A common misconception is that Cinco de Mayo celebrates Mexican independence from Spain; it doesn’t. Independence from Spain is on the 16th of September, while Cinco de Mayo celebrates the victory of the battle of Pueblo.
Read about it here.
“The Battle of Puebla was not an isolated incident: there is a long and complicated history that led up to it. In 1857, the “Reform War” broke out in Mexico. It was a civil war and it pitted Liberals (who believed in separation of church and state and freedom of religion) against the Conservatives (who favored a tight bond between the Roman Catholic Church and the Mexican State.)”
Essentially, this reform war left Mexico bankrupt, and in debt to several countries; particularly France.
“This angered Great Britain, Spain and France, countries which were owed a great deal of money. The three nations agreed to work together to force Mexico to pay.”
“In December 1861 armed forces of the three nations arrived off the coast of Veracruz and landed a month later, in January 1862. Desperate last-minute diplomatic efforts by the Juarez administration persuaded Britain and Spain that a war that would further devastate the Mexican economy was in no one’s interest, and Spanish and British forces left with promise of future payment. France, however, was unconvinced and French forces remained on Mexican soil.”

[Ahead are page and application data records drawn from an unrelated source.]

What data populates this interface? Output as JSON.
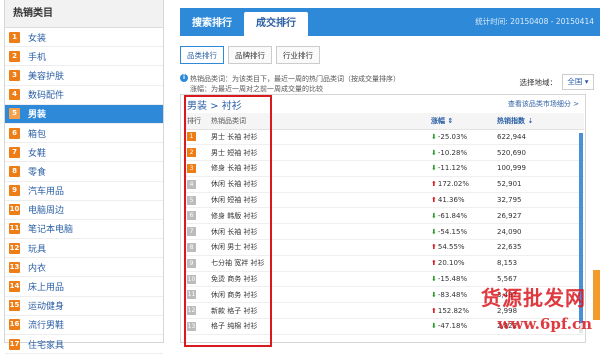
{
  "sidebar": {
    "title": "热销类目",
    "items": [
      {
        "num": "1",
        "label": "女装"
      },
      {
        "num": "2",
        "label": "手机"
      },
      {
        "num": "3",
        "label": "美容护肤"
      },
      {
        "num": "4",
        "label": "数码配件"
      },
      {
        "num": "5",
        "label": "男装"
      },
      {
        "num": "6",
        "label": "箱包"
      },
      {
        "num": "7",
        "label": "女鞋"
      },
      {
        "num": "8",
        "label": "零食"
      },
      {
        "num": "9",
        "label": "汽车用品"
      },
      {
        "num": "10",
        "label": "电脑周边"
      },
      {
        "num": "11",
        "label": "笔记本电脑"
      },
      {
        "num": "12",
        "label": "玩具"
      },
      {
        "num": "13",
        "label": "内衣"
      },
      {
        "num": "14",
        "label": "床上用品"
      },
      {
        "num": "15",
        "label": "运动健身"
      },
      {
        "num": "16",
        "label": "流行男鞋"
      },
      {
        "num": "17",
        "label": "住宅家具"
      }
    ]
  },
  "header": {
    "tab_search": "搜索排行",
    "tab_deal": "成交排行",
    "stat_time": "统计时间: 20150408 - 20150414"
  },
  "subtabs": {
    "category": "品类排行",
    "brand": "品牌排行",
    "industry": "行业排行"
  },
  "notes": {
    "line1": "热销品类词：为该类目下，最近一周的热门品类词（按成交量排序）",
    "line2": "涨幅：为最近一周对之前一周成交量的比较"
  },
  "region": {
    "label": "选择地域：",
    "value": "全国 ▾"
  },
  "panel": {
    "crumb": "男装 > 衬衫",
    "market_link": "查看该品类市场细分 >"
  },
  "table": {
    "headers": {
      "rank": "排行",
      "keyword": "热销品类词",
      "change": "涨幅",
      "sort_icon": "⇕",
      "index": "热销指数",
      "index_icon": "⇣"
    },
    "rows": [
      {
        "rank": "1",
        "word": "男士 长袖 衬衫",
        "dir": "down",
        "arrow": "⬇",
        "change": "-25.03%",
        "index": "622,944"
      },
      {
        "rank": "2",
        "word": "男士 短袖 衬衫",
        "dir": "down",
        "arrow": "⬇",
        "change": "-10.28%",
        "index": "520,690"
      },
      {
        "rank": "3",
        "word": "修身 长袖 衬衫",
        "dir": "down",
        "arrow": "⬇",
        "change": "-11.12%",
        "index": "100,999"
      },
      {
        "rank": "4",
        "word": "休闲 长袖 衬衫",
        "dir": "up",
        "arrow": "⬆",
        "change": "172.02%",
        "index": "52,901"
      },
      {
        "rank": "5",
        "word": "休闲 短袖 衬衫",
        "dir": "up",
        "arrow": "⬆",
        "change": "41.36%",
        "index": "32,795"
      },
      {
        "rank": "6",
        "word": "修身 韩版 衬衫",
        "dir": "down",
        "arrow": "⬇",
        "change": "-61.84%",
        "index": "26,927"
      },
      {
        "rank": "7",
        "word": "休闲 长袖 衬衫",
        "dir": "down",
        "arrow": "⬇",
        "change": "-54.15%",
        "index": "24,090"
      },
      {
        "rank": "8",
        "word": "休闲 男士 衬衫",
        "dir": "up",
        "arrow": "⬆",
        "change": "54.55%",
        "index": "22,635"
      },
      {
        "rank": "9",
        "word": "七分袖 宽袢 衬衫",
        "dir": "up",
        "arrow": "⬆",
        "change": "20.10%",
        "index": "8,153"
      },
      {
        "rank": "10",
        "word": "免烫 商务 衬衫",
        "dir": "down",
        "arrow": "⬇",
        "change": "-15.48%",
        "index": "5,567"
      },
      {
        "rank": "11",
        "word": "休闲 商务 衬衫",
        "dir": "down",
        "arrow": "⬇",
        "change": "-83.48%",
        "index": "3,487"
      },
      {
        "rank": "12",
        "word": "新款 格子 衬衫",
        "dir": "up",
        "arrow": "⬆",
        "change": "152.82%",
        "index": "2,998"
      },
      {
        "rank": "13",
        "word": "格子 纯棉 衬衫",
        "dir": "down",
        "arrow": "⬇",
        "change": "-47.18%",
        "index": "2,822"
      }
    ]
  },
  "watermark": {
    "text": "货源批发网",
    "url": "www.6pf.cn"
  }
}
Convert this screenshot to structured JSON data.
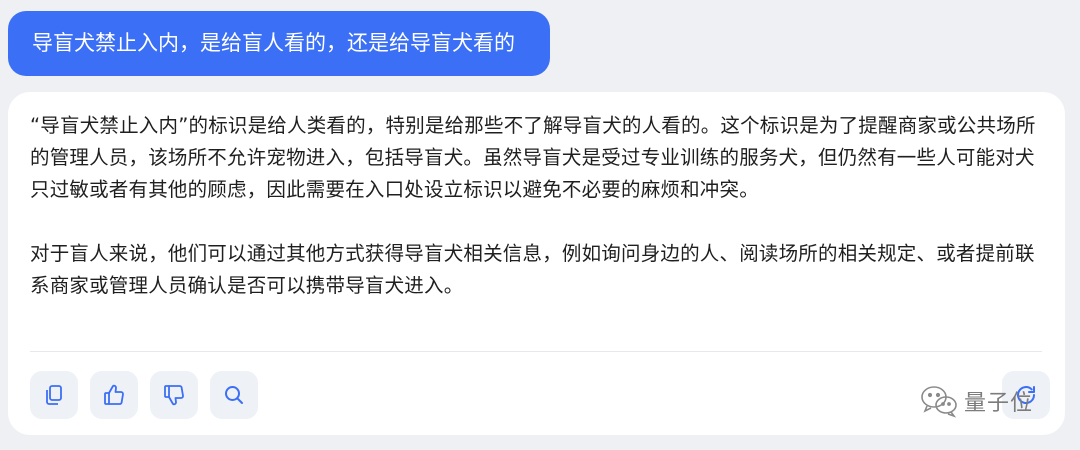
{
  "conversation": {
    "user_message": "导盲犬禁止入内，是给盲人看的，还是给导盲犬看的",
    "assistant_response": {
      "paragraphs": [
        "“导盲犬禁止入内”的标识是给人类看的，特别是给那些不了解导盲犬的人看的。这个标识是为了提醒商家或公共场所的管理人员，该场所不允许宠物进入，包括导盲犬。虽然导盲犬是受过专业训练的服务犬，但仍然有一些人可能对犬只过敏或者有其他的顾虑，因此需要在入口处设立标识以避免不必要的麻烦和冲突。",
        "对于盲人来说，他们可以通过其他方式获得导盲犬相关信息，例如询问身边的人、阅读场所的相关规定、或者提前联系商家或管理人员确认是否可以携带导盲犬进入。"
      ]
    }
  },
  "actions": [
    {
      "icon": "copy-icon"
    },
    {
      "icon": "thumbs-up-icon"
    },
    {
      "icon": "thumbs-down-icon"
    },
    {
      "icon": "search-icon"
    }
  ],
  "refresh": {
    "icon": "refresh-icon"
  },
  "watermark": {
    "text": "量子位",
    "icon": "wechat-icon"
  },
  "colors": {
    "accent": "#3b6ff5",
    "icon": "#3b6ff5",
    "background": "#eef0f4",
    "card": "#ffffff",
    "button_bg": "#eef1f6"
  }
}
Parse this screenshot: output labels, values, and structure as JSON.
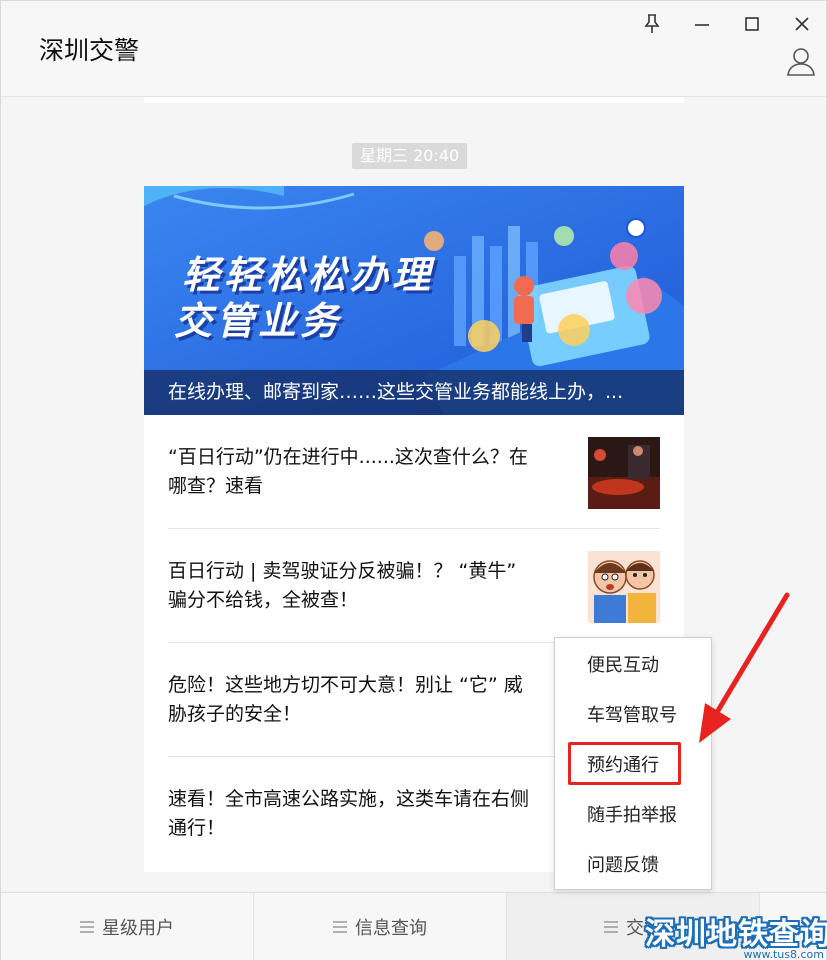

To make a long story short, the French campaign into Mexico was unsuccessful; which eventually led to the celebration of Cinco de Mayo (if you prefer a slightly longer version of the story, follow the link above.)